Fast forward to 1992. Roberto Alomar is spoiled as the 24 year old gets a taste of World Series action at such a young age. The Jays' second bagger played a pivotal role in their triumph over the NL's Atlanta Braves, bringing the World Series to Canada for the first time in Major League history. Alomar struggled at the plate, hitting .208 in the Series, but was a force to be reckoned with on the base paths. He stole four bases in just six games. Also, his defence as always was second to none. In fact, in July of 1995, Alomar shattered the American League record of games played without an error for second basemen. The previous mark was 90; Alomar stretched it to 104. In that season he made just four errors on 640 chances.

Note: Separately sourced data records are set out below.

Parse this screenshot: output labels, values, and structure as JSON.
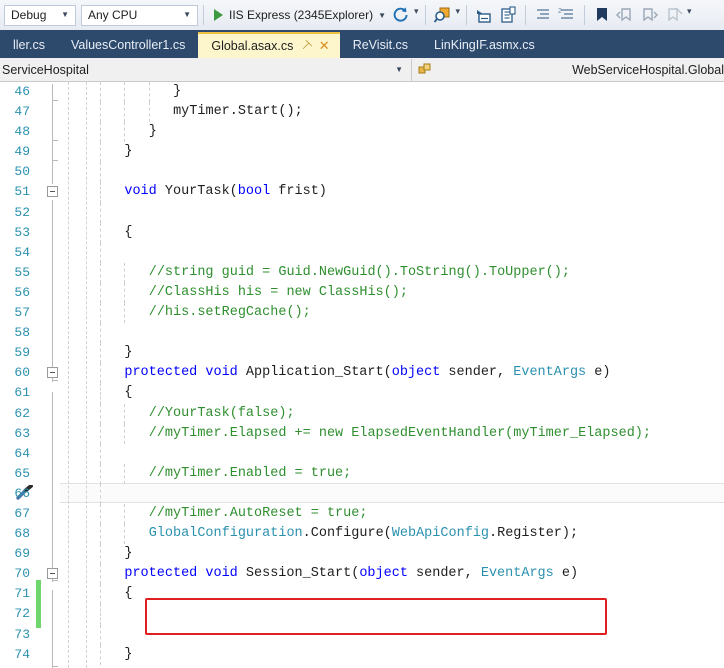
{
  "toolbar": {
    "configuration": "Debug",
    "platform": "Any CPU",
    "run_target": "IIS Express (2345Explorer)"
  },
  "tabs": [
    {
      "label": "ller.cs"
    },
    {
      "label": "ValuesController1.cs"
    },
    {
      "label": "Global.asax.cs"
    },
    {
      "label": "ReVisit.cs"
    },
    {
      "label": "LinKingIF.asmx.cs"
    }
  ],
  "navbar": {
    "project": "ServiceHospital",
    "type": "WebServiceHospital.Global"
  },
  "editor": {
    "current_line": 62,
    "accent_comment_color": "#2f8f2f",
    "accent_keyword_color": "#0000ff",
    "accent_type_color": "#2b91af",
    "annotation_color": "#e02020",
    "change_marker_color": "#6fd66f",
    "lines": [
      {
        "n": 46,
        "indent": 9,
        "tokens": [
          {
            "t": "}",
            "c": "p"
          }
        ]
      },
      {
        "n": 47,
        "indent": 9,
        "tokens": [
          {
            "t": "myTimer.Start();",
            "c": "p"
          }
        ]
      },
      {
        "n": 48,
        "indent": 6,
        "tokens": [
          {
            "t": "}",
            "c": "p"
          }
        ]
      },
      {
        "n": 49,
        "indent": 3,
        "tokens": [
          {
            "t": "}",
            "c": "p"
          }
        ]
      },
      {
        "n": 50,
        "indent": 0,
        "tokens": []
      },
      {
        "n": 51,
        "indent": 3,
        "tokens": [
          {
            "t": "void ",
            "c": "k"
          },
          {
            "t": "YourTask(",
            "c": "p"
          },
          {
            "t": "bool",
            "c": "k"
          },
          {
            "t": " frist)",
            "c": "p"
          }
        ]
      },
      {
        "n": 52,
        "indent": 0,
        "tokens": []
      },
      {
        "n": 53,
        "indent": 3,
        "tokens": [
          {
            "t": "{",
            "c": "p"
          }
        ]
      },
      {
        "n": 54,
        "indent": 0,
        "tokens": []
      },
      {
        "n": 55,
        "indent": 6,
        "tokens": [
          {
            "t": "//string guid = Guid.NewGuid().ToString().ToUpper();",
            "c": "c"
          }
        ]
      },
      {
        "n": 56,
        "indent": 6,
        "tokens": [
          {
            "t": "//ClassHis his = new ClassHis();",
            "c": "c"
          }
        ]
      },
      {
        "n": 57,
        "indent": 6,
        "tokens": [
          {
            "t": "//his.setRegCache();",
            "c": "c"
          }
        ]
      },
      {
        "n": 58,
        "indent": 0,
        "tokens": []
      },
      {
        "n": 59,
        "indent": 3,
        "tokens": [
          {
            "t": "}",
            "c": "p"
          }
        ]
      },
      {
        "n": 60,
        "indent": 3,
        "tokens": [
          {
            "t": "protected void ",
            "c": "k"
          },
          {
            "t": "Application_Start(",
            "c": "p"
          },
          {
            "t": "object",
            "c": "k"
          },
          {
            "t": " sender, ",
            "c": "p"
          },
          {
            "t": "EventArgs",
            "c": "t"
          },
          {
            "t": " e)",
            "c": "p"
          }
        ]
      },
      {
        "n": 61,
        "indent": 3,
        "tokens": [
          {
            "t": "{",
            "c": "p"
          }
        ]
      },
      {
        "n": 62,
        "indent": 6,
        "tokens": [
          {
            "t": "//YourTask(false);",
            "c": "c"
          }
        ]
      },
      {
        "n": 63,
        "indent": 6,
        "tokens": [
          {
            "t": "//myTimer.Elapsed += new ElapsedEventHandler(myTimer_Elapsed);",
            "c": "c"
          }
        ]
      },
      {
        "n": 64,
        "indent": 0,
        "tokens": []
      },
      {
        "n": 65,
        "indent": 6,
        "tokens": [
          {
            "t": "//myTimer.Enabled = true;",
            "c": "c"
          }
        ]
      },
      {
        "n": 66,
        "indent": 0,
        "tokens": []
      },
      {
        "n": 67,
        "indent": 6,
        "tokens": [
          {
            "t": "//myTimer.AutoReset = true;",
            "c": "c"
          }
        ]
      },
      {
        "n": 68,
        "indent": 6,
        "tokens": [
          {
            "t": "GlobalConfiguration",
            "c": "t"
          },
          {
            "t": ".Configure(",
            "c": "p"
          },
          {
            "t": "WebApiConfig",
            "c": "t"
          },
          {
            "t": ".Register);",
            "c": "p"
          }
        ]
      },
      {
        "n": 69,
        "indent": 3,
        "tokens": [
          {
            "t": "}",
            "c": "p"
          }
        ]
      },
      {
        "n": 70,
        "indent": 3,
        "tokens": [
          {
            "t": "protected void ",
            "c": "k"
          },
          {
            "t": "Session_Start(",
            "c": "p"
          },
          {
            "t": "object",
            "c": "k"
          },
          {
            "t": " sender, ",
            "c": "p"
          },
          {
            "t": "EventArgs",
            "c": "t"
          },
          {
            "t": " e)",
            "c": "p"
          }
        ]
      },
      {
        "n": 71,
        "indent": 3,
        "tokens": [
          {
            "t": "{",
            "c": "p"
          }
        ]
      },
      {
        "n": 72,
        "indent": 0,
        "tokens": []
      },
      {
        "n": 73,
        "indent": 0,
        "tokens": []
      },
      {
        "n": 74,
        "indent": 3,
        "tokens": [
          {
            "t": "}",
            "c": "p"
          }
        ]
      }
    ]
  }
}
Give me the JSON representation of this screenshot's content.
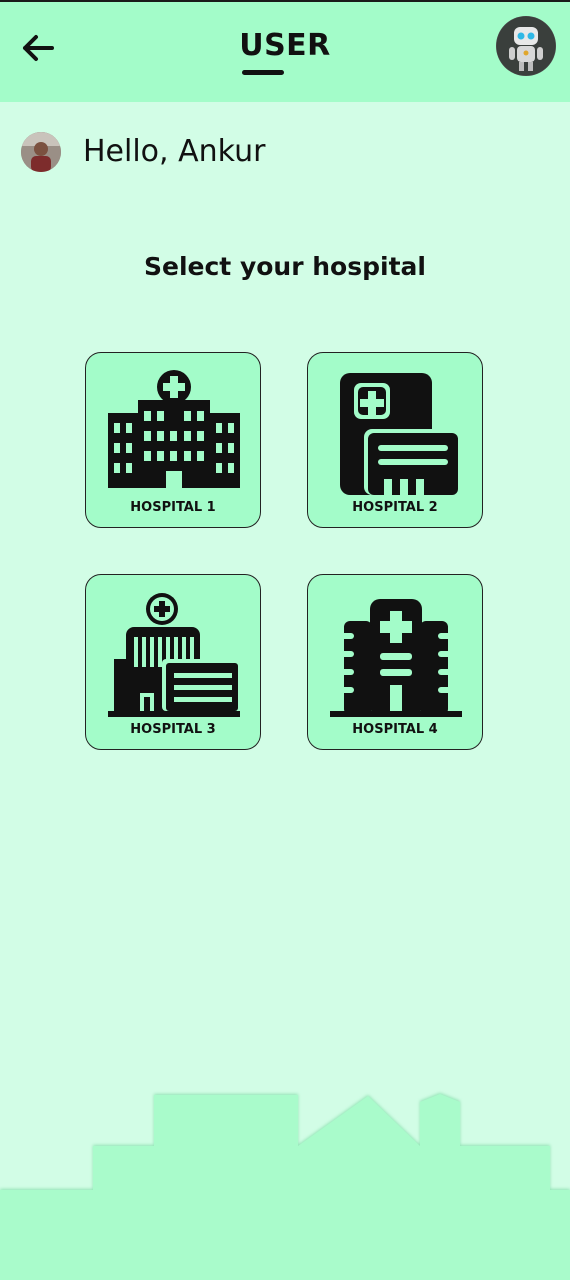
{
  "header": {
    "back_icon": "arrow-left-icon",
    "title": "USER",
    "assistant_avatar_icon": "robot-avatar-icon"
  },
  "user": {
    "greeting": "Hello, Ankur",
    "avatar_icon": "user-photo-avatar"
  },
  "main": {
    "heading": "Select your hospital",
    "hospitals": [
      {
        "label": "HOSPITAL 1",
        "icon": "hospital-building-1-icon"
      },
      {
        "label": "HOSPITAL 2",
        "icon": "hospital-building-2-icon"
      },
      {
        "label": "HOSPITAL 3",
        "icon": "hospital-building-3-icon"
      },
      {
        "label": "HOSPITAL 4",
        "icon": "hospital-building-4-icon"
      }
    ]
  },
  "colors": {
    "background": "#d2fde6",
    "header": "#a3fcc9",
    "card": "#a3fcc9",
    "skyline": "#a9fbcb",
    "text": "#111111"
  }
}
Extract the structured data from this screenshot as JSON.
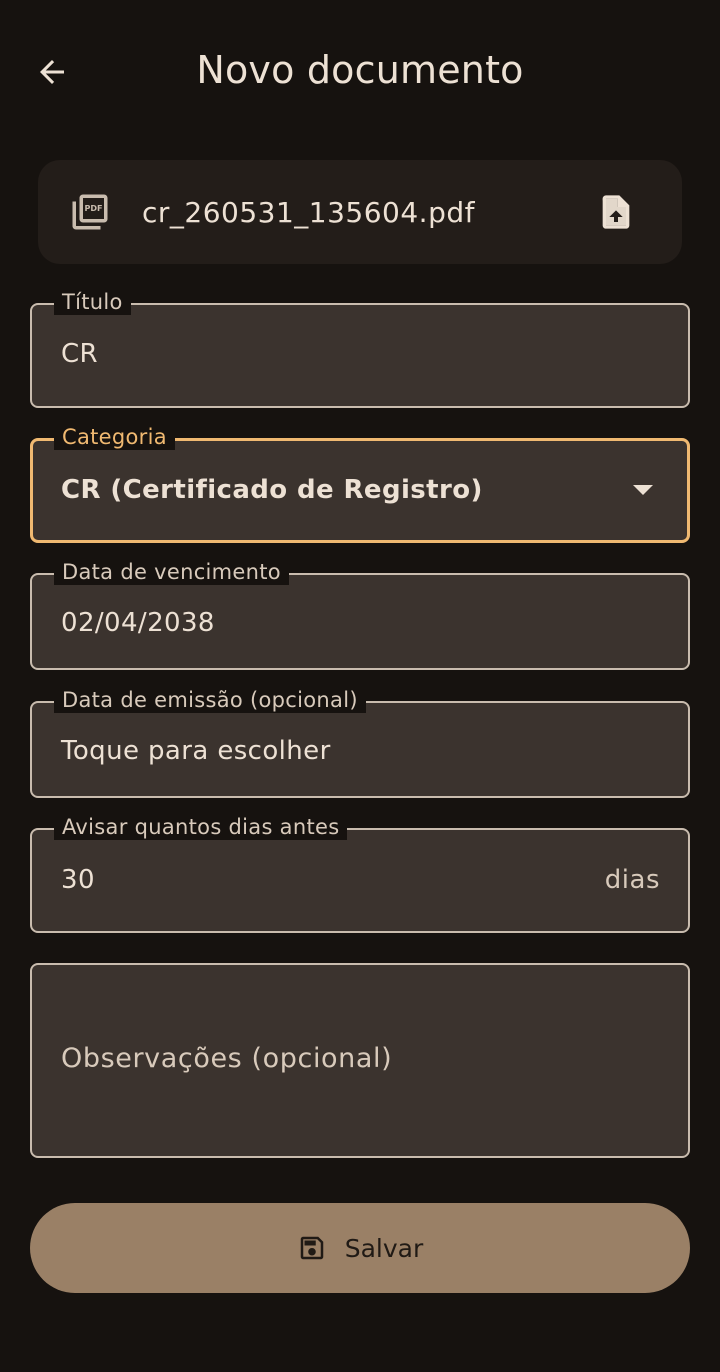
{
  "header": {
    "title": "Novo documento",
    "back_icon": "arrow-left-icon"
  },
  "file": {
    "name": "cr_260531_135604.pdf",
    "file_icon": "pdf-icon",
    "upload_icon": "file-upload-icon"
  },
  "form": {
    "titulo": {
      "label": "Título",
      "value": "CR"
    },
    "categoria": {
      "label": "Categoria",
      "value": "CR (Certificado de Registro)"
    },
    "vencimento": {
      "label": "Data de vencimento",
      "value": "02/04/2038"
    },
    "emissao": {
      "label": "Data de emissão (opcional)",
      "value": "Toque para escolher"
    },
    "aviso": {
      "label": "Avisar quantos dias antes",
      "value": "30",
      "suffix": "dias"
    },
    "observacoes": {
      "placeholder": "Observações (opcional)"
    }
  },
  "actions": {
    "save_label": "Salvar",
    "save_icon": "save-icon"
  },
  "colors": {
    "background": "#16120f",
    "field_fill": "#3b332e",
    "accent": "#f0b971",
    "button": "#9a8066"
  }
}
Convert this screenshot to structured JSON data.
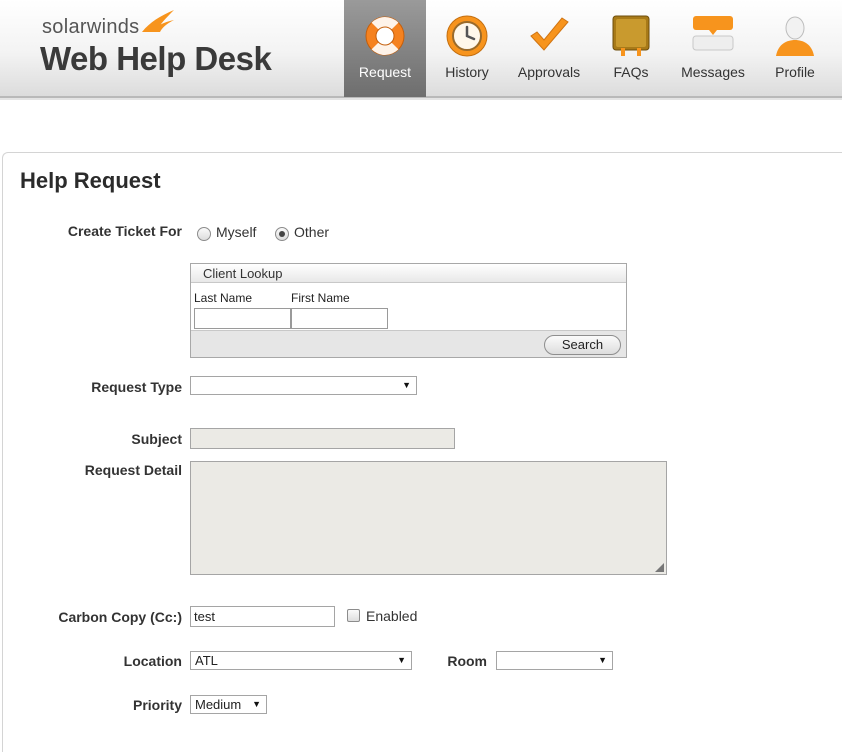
{
  "brand": {
    "top": "solarwinds",
    "main": "Web Help Desk"
  },
  "nav": [
    {
      "label": "Request",
      "icon": "lifebuoy-icon",
      "active": true
    },
    {
      "label": "History",
      "icon": "clock-icon"
    },
    {
      "label": "Approvals",
      "icon": "checkmark-icon"
    },
    {
      "label": "FAQs",
      "icon": "book-icon"
    },
    {
      "label": "Messages",
      "icon": "chat-bubble-icon"
    },
    {
      "label": "Profile",
      "icon": "person-icon"
    }
  ],
  "page": {
    "title": "Help Request"
  },
  "form": {
    "create_ticket_for": {
      "label": "Create Ticket For",
      "options": [
        "Myself",
        "Other"
      ],
      "selected": "Other"
    },
    "client_lookup": {
      "title": "Client Lookup",
      "last_name_label": "Last Name",
      "first_name_label": "First Name",
      "last_name_value": "",
      "first_name_value": "",
      "search_label": "Search"
    },
    "request_type": {
      "label": "Request Type",
      "value": ""
    },
    "subject": {
      "label": "Subject",
      "value": ""
    },
    "request_detail": {
      "label": "Request Detail",
      "value": ""
    },
    "carbon_copy": {
      "label": "Carbon Copy (Cc:)",
      "value": "test",
      "enabled_label": "Enabled",
      "enabled": false
    },
    "location": {
      "label": "Location",
      "value": "ATL"
    },
    "room": {
      "label": "Room",
      "value": ""
    },
    "priority": {
      "label": "Priority",
      "value": "Medium"
    }
  },
  "colors": {
    "accent_orange": "#f7941d",
    "active_tab": "#7a7a7a"
  }
}
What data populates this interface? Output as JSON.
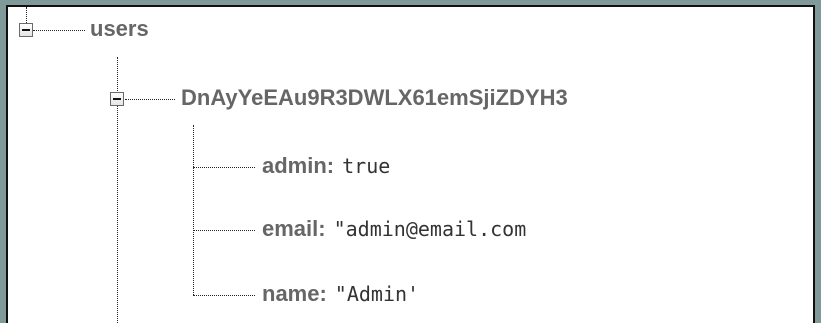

Sadly, all happy stories do not finish with happy endings. While Alomar seemingly enjoyed his time in Toronto as a fan favourite, it appeared as though it was not to be. In 1996, Alomar started to grumble about the city of Toronto, saying a female stalker was threatening his life. He sat out the last nine games of the season, demanding a trade. Many felt he was protecting his personal statistics. Finally prior to the '97 season, Alomar signed on with the division rivals from Baltimore. In Alomar's first game back at SkyDome, he was involved in an argument with home plate umpire Ken Hirschbeck and wound up spitting in the umpire's face. It was an infamous moment, and Alomar to this day has not lived it down.
Every time the once-loved Roberto Alomar returns to Toronto, he has and will continue to receive a treatment of cheers and jeers from the fans. Perhaps the booing is deserved, but Alomar still ranks as the greatest second baseman to ever suit up for the Toronto Blue Jays. The numbers support it and the highlight reels support it. Alomar is still playing today. He has made stops in Baltimore, Cleveland, New York as a member of the Mets, Chicago as a White Sox, back to the Mets, and has now signed a contract to play for the Arizona Diamondbacks. Those same Diamondbacks visit SkyDome June 11,12, and 13th in a rare inter-league match-up. Get your tickets now, for it very well might be your last chance to see Robby Alomar in action, love him or hate him.